While most of the combat relies on light, medium, and hard attacks, the designated "power" button gives each character a unique ability. These powers are game-changers that, depending on the character, can create more devastating combos or generate much-needed defense. Batman's power, which regenerates slowly mid-battle, gives him the ability to summon mechanical bat-helpers. I used these little devices to open up the first hit in a lengthy combo sequence that includes MK’s familiar juggles and environment bounces.
The wager system is the only combat element that didn't click for me. Giving the player health back by simply sacrificing meter energy is a cheap way to keep a fight going. Computer foes annoyingly use it right before a final blow can be dealt, even if the player still has two full health meters. The wagers also take a fair amount of time to unfold.
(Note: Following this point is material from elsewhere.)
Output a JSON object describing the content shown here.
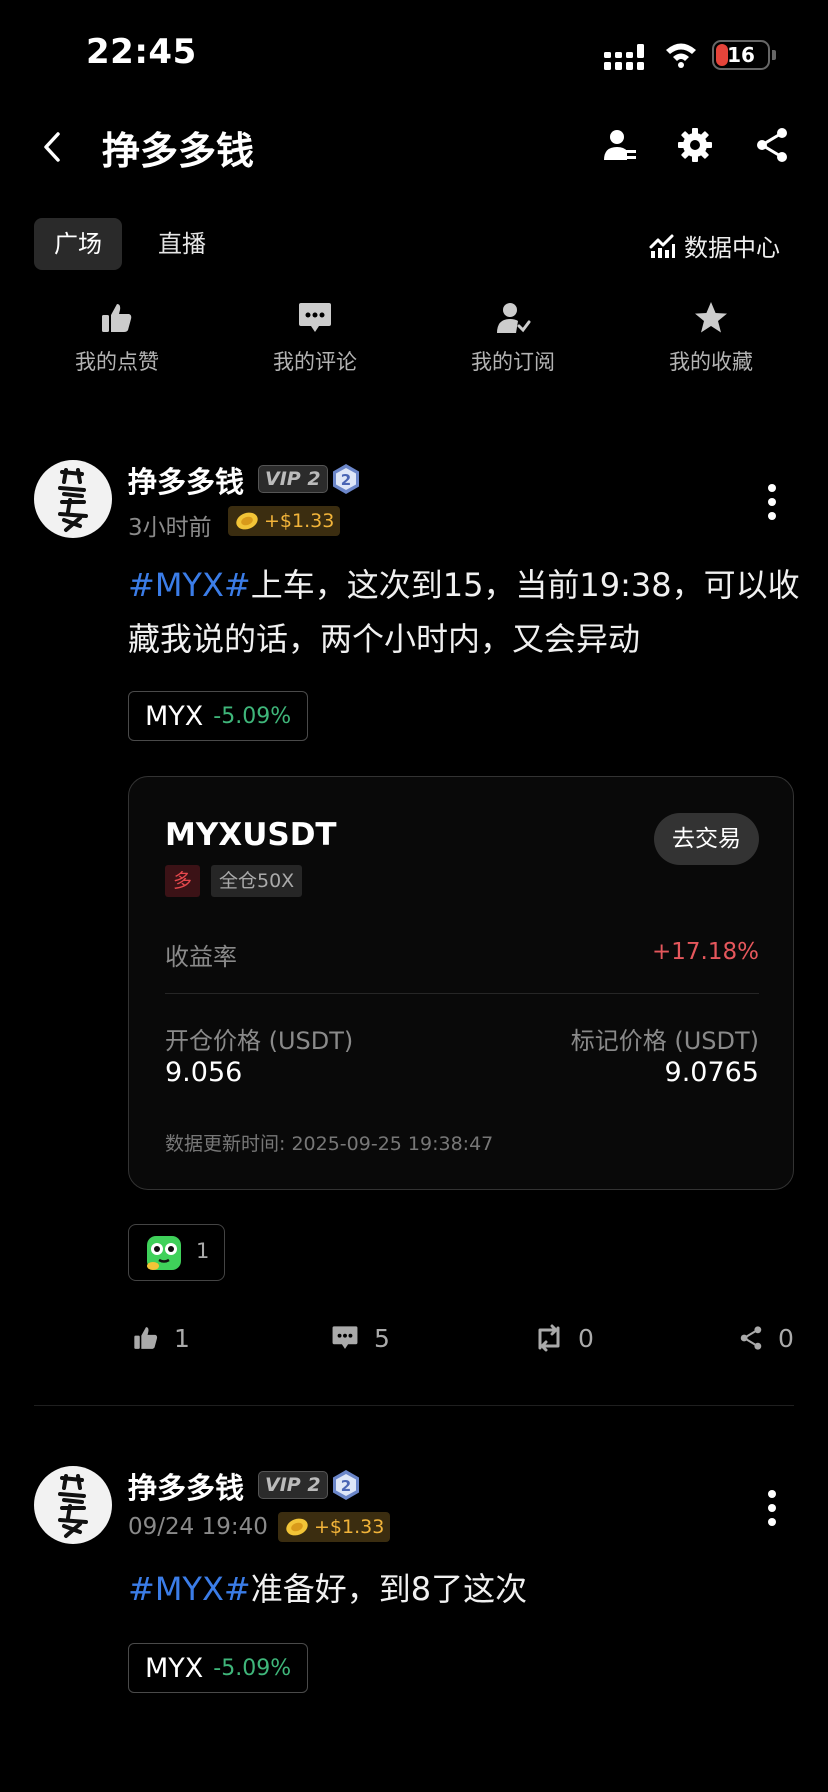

With super attacks already freezing the action, some of my matches concluded with me watching the action more than I had a hand in it.
NetherRealm always includes a wealth of content in each of its games, and Injustice is no different, offering four lengthy modes each consisting of unique challenges and rewards. Story mode serves as a great introduction to Injustice's crazed combat. The opening moment shared by Superman and Joker made me think the plot would be as cerebral and dark as a David S. Goyer and Christopher Nolan Batman treatment, but most of the events that happens after it are excuses to get heroes and villains to fight. The reasons are pretty cheesy, but it plays out like an ultraviolent version of DC's famed Crisis on Infinite Earths comic book series. I enjoyed the bevy of comic references, and found some of the banter between specific characters entertaining.
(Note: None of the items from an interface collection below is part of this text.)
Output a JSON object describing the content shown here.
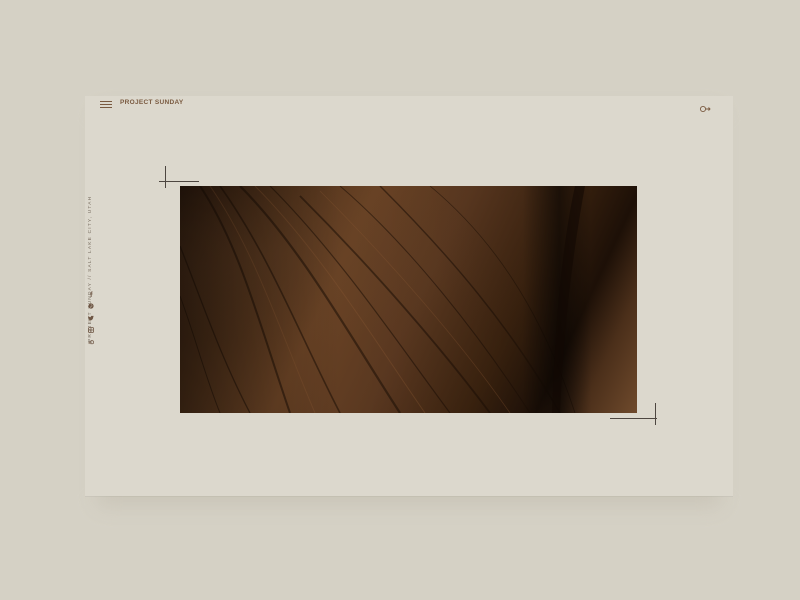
{
  "brand": "PROJECT SUNDAY",
  "side_tagline": "PROJECT SUNDAY // SALT LAKE CITY, UTAH",
  "nav": {
    "menu_icon": "hamburger-icon",
    "account_icon": "account-switch-icon"
  },
  "socials": [
    {
      "icon": "facebook-icon"
    },
    {
      "icon": "pinterest-icon"
    },
    {
      "icon": "twitter-icon"
    },
    {
      "icon": "instagram-icon"
    },
    {
      "icon": "soundcloud-icon"
    }
  ],
  "hero": {
    "description": "wood-grain-macro-image"
  },
  "colors": {
    "page_bg": "#d5d1c5",
    "window_bg": "#dcd8cd",
    "accent": "#7a5a40"
  }
}
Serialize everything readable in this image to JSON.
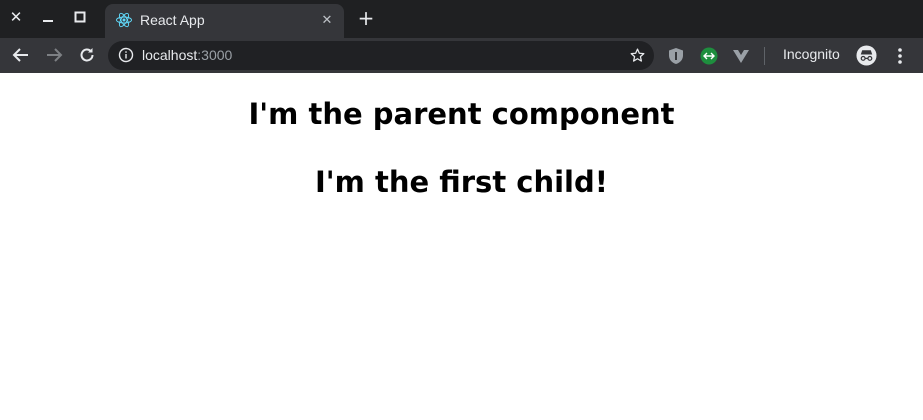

The story bleeds over into Battle mode, offering a different “what if?” ending for each of the 20 characters at the conclusion of a classically designed ladder of eight foes. Battle mode showcases plenty of depth with 24 different ladders, all offering different challenges and difficulties, though the character endings are oddly only obtained through the “Classic Battle” ladder.
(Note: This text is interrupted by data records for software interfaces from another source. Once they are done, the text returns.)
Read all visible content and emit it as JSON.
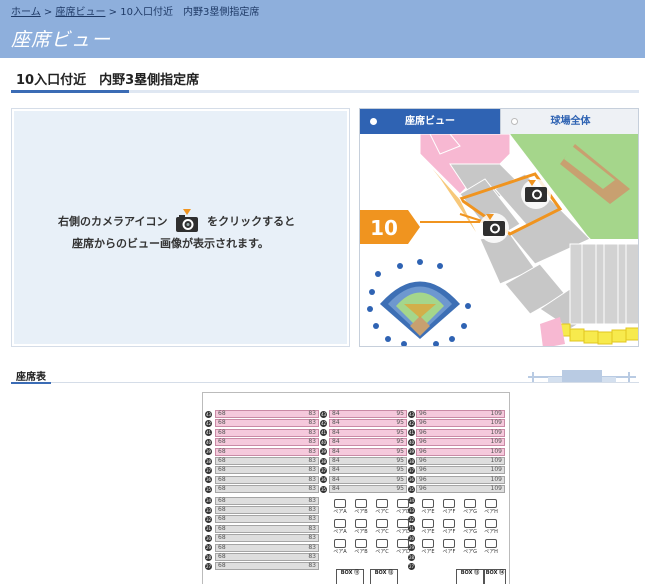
{
  "breadcrumb": {
    "home": "ホーム",
    "seatview": "座席ビュー",
    "current": "10入口付近　内野3塁側指定席",
    "sep": ">"
  },
  "header": {
    "title": "座席ビュー"
  },
  "section": {
    "title": "10入口付近　内野3塁側指定席"
  },
  "info": {
    "line1_before": "右側のカメラアイコン",
    "line1_after": "をクリックすると",
    "line2": "座席からのビュー画像が表示されます。"
  },
  "tabs": [
    {
      "label": "座席ビュー",
      "active": true
    },
    {
      "label": "球場全体",
      "active": false
    }
  ],
  "map": {
    "gate_label": "10",
    "accent_color": "#f0941f",
    "pink": "#f7b8d2",
    "field_green": "#a5d68b"
  },
  "seat_table": {
    "title": "座席表",
    "rows": [
      {
        "num": "43",
        "a": [
          "68",
          "83"
        ],
        "b": [
          "84",
          "95"
        ],
        "c": [
          "96",
          "109"
        ],
        "color": "pink"
      },
      {
        "num": "42",
        "a": [
          "68",
          "83"
        ],
        "b": [
          "84",
          "95"
        ],
        "c": [
          "96",
          "109"
        ],
        "color": "pink"
      },
      {
        "num": "41",
        "a": [
          "68",
          "83"
        ],
        "b": [
          "84",
          "95"
        ],
        "c": [
          "96",
          "109"
        ],
        "color": "pink"
      },
      {
        "num": "40",
        "a": [
          "68",
          "83"
        ],
        "b": [
          "84",
          "95"
        ],
        "c": [
          "96",
          "109"
        ],
        "color": "pink"
      },
      {
        "num": "39",
        "a": [
          "68",
          "83"
        ],
        "b": [
          "84",
          "95"
        ],
        "c": [
          "96",
          "109"
        ],
        "color": "pink"
      },
      {
        "num": "38",
        "a": [
          "68",
          "83"
        ],
        "b": [
          "84",
          "95"
        ],
        "c": [
          "96",
          "109"
        ],
        "color": "gray"
      },
      {
        "num": "37",
        "a": [
          "68",
          "83"
        ],
        "b": [
          "84",
          "95"
        ],
        "c": [
          "96",
          "109"
        ],
        "color": "gray"
      },
      {
        "num": "36",
        "a": [
          "68",
          "83"
        ],
        "b": [
          "84",
          "95"
        ],
        "c": [
          "96",
          "109"
        ],
        "color": "gray"
      },
      {
        "num": "35",
        "a": [
          "68",
          "83"
        ],
        "b": [
          "84",
          "95"
        ],
        "c": [
          "96",
          "109"
        ],
        "color": "gray"
      }
    ],
    "lower_rows": [
      {
        "num": "34",
        "a": [
          "68",
          "83"
        ]
      },
      {
        "num": "33",
        "a": [
          "68",
          "83"
        ]
      },
      {
        "num": "32",
        "a": [
          "68",
          "83"
        ]
      },
      {
        "num": "31",
        "a": [
          "68",
          "83"
        ]
      },
      {
        "num": "30",
        "a": [
          "68",
          "83"
        ]
      },
      {
        "num": "29",
        "a": [
          "68",
          "83"
        ]
      },
      {
        "num": "28",
        "a": [
          "68",
          "83"
        ]
      },
      {
        "num": "27",
        "a": [
          "68",
          "83"
        ]
      }
    ],
    "pair_labels_b": [
      "ペアA",
      "ペアB",
      "ペアC",
      "ペアD"
    ],
    "pair_labels_c": [
      "ペアE",
      "ペアF",
      "ペアG",
      "ペアH"
    ],
    "boxes": [
      "BOX\n⑪",
      "BOX\n⑫",
      "BOX\n⑬",
      "BOX\n⑭"
    ]
  }
}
The third mode, S.T.A.R. Labs, hooked me the most. This is where NetherRealm has the most fun with all of the heroes and villains. S.T.A.R. Labs offers 240 challenges (10 for each character) that balance intense character-specific showdowns with absolute absurdity. For every regular versus battle, you have unique opportunities to play as Catwoman’s cat, Isis; to see if Flash can beat Superman in a race around the planet 200 times; and to smash through asteroids in a side-scrolling shooter sequence with Shazam.
Each challenge consists of three different objectives. At the end, stars are handed out for each objective met. Stars unlock new challenges. You need to work if you want to unlock everything this mode offers, but you also need to complete difficult goals with characters whose play style you may not enjoy. The difficulty tied to many of these challenges is brutal. I’m also not a fan of all the challenges for each character being lumped together; if Wonder Woman is your favorite character, you won’t be able to reach her challenges until you obtain 319 stars.
Every match fought generates experience and the chance to rank up and unlock new hero images, icons, and banners for an online profile. Online multiplayer is handled exceptionally well. The daily challenges are fantastic, and the ability to create personal rooms can keep a group of friends together. I ran into a bit of lag in several matches, but the game was quick to recognize the problem and terminated the bouts.
NetherRealm clearly had a blast creating Injustice. The team’s appreciation of the DC universe blends nicely with their well-worn Mortal Kombat formula to create an experience that is a success on both fighting and comic book levels.